With 35 employees at Papakura Marae, officials planned to vaccinate 500 people a day.
Papakura Marae chief executive Tony Kake said such vaccination sites were essential because they were places Maori knew and trusted.
“We really want to encourage our Maori whanau to come to one of the vaccination centers, not only in Papakura Marae but all over the country,” he said.
Changes to the MIQ reservation system
Cross-border MIQ requests were suspended today to help authorities safely house the growing number of people with Covid-19.
MIQ vouchers for people wishing to return from abroad will not be available for a few weeks. Emergency allowances were still being processed.
The fairness of the reservation system had been questioned for several months. Hipkins told media today that once it gets back up and running, changes will be made with the introduction of a new pilot system.

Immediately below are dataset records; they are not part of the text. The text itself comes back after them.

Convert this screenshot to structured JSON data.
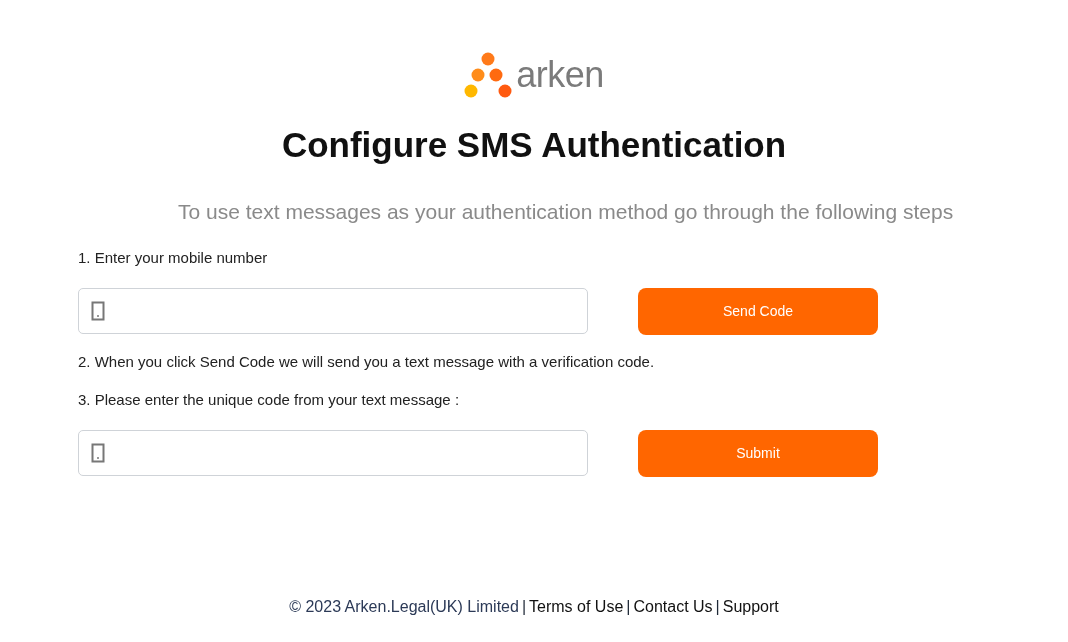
{
  "logo": {
    "text": "arken"
  },
  "title": "Configure SMS Authentication",
  "subtitle": "To use text messages as your authentication method go through the following steps",
  "steps": [
    {
      "kind": "field",
      "label": "1. Enter your mobile number",
      "button": "Send Code"
    },
    {
      "kind": "note",
      "label": "2. When you click Send Code we will send you a text message with a verification code."
    },
    {
      "kind": "field",
      "label": "3. Please enter the unique code from your text message :",
      "button": "Submit"
    }
  ],
  "footer": {
    "copyright": "© 2023 Arken.Legal(UK) Limited",
    "separators": [
      "|",
      "|",
      "|"
    ],
    "links": [
      "Terms of Use",
      "Contact Us",
      "Support"
    ]
  }
}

He said that when a large number of places were available, they would be advertised. He said that when a room is released, there will be a “virtual lobby”.
“The lobby means that people who enter the site within a specified window of time all have an equal chance to drop in to try and secure a room. Entry to the site will be random, eliminating the need to be the most fast, ”the MIQ website said today.
Monitored alert level borders
Police found good compliance at the Auckland border, although a small number of people were turned away by police.
More than 3,300 companies have received exemptions to cross the border, covering 23,500 employees.
Police said their five checkpoints south of Auckland were functioning well, with limited problems.
Inspector Kay Lane said the number of vehicles was quite low and most people had the right documents ready to show officers.
Police said, however, that two people left Auckland without exemption on Monday – one in Wellington and one in Dunedin.
Commissioner Andrew Coster said both people had received violation notices – and that police had worked with public health officials to manage the risk.
As of 5 p.m. yesterday, officers had issued more than 2,700 lockdown violation notices nationwide, he said.
In addition, 139 people have been charged with offenses including breaching the lockdown, breaking health laws and assaulting or threatening police.
Meanwhile, Maori Development Minister Willie Jackson told a select committee of Parliament he was “a fan” of iwi checkpoints at regional borders.
Jackson said he understood why people wanted to set up community checkpoints, but also appreciated that they were contentious.
Jackson said he spoke to Deputy Police Commissioner Walley Haumaha about ways to give those who wanted to set up checkpoints a little slack.
Help with domestic violence
Police urged anyone experiencing abuse or violence to seek help.
In the first week of Alert Level 4, the number of domestic violence incidents reported to police increased 3.9%, according to preliminary data released today. In the second week, it increased 6.2 percent.
“As we enter the third week of alert level restrictions, police are urging anyone who has suffered abuse or violence to seek help,” Police Commissioner Andrew Coster said.
“Although there has been a slight increase, reports of family injury fluctuate due to a range of external factors and the data remains within the normal range,” he added.
“If you feel scared, threatened or in danger, call us on 111.
“If you can’t call, leave your bubble and ask a neighbor or a passer-by to call you.
“We also urge anyone with concerns about a loved one or friend to call us on their behalf – you may save their life.”
Funeral home viewing changes
As part of an Alert Level 4 change, grieving families were allowed to bid farewell to loved ones at funeral homes starting today.
Whānau could visit registered funeral homes during Alert Level 4, but only if they were in the same bubble.
The Association of Funeral Directors has welcomed the government’s response after making the proposal last week.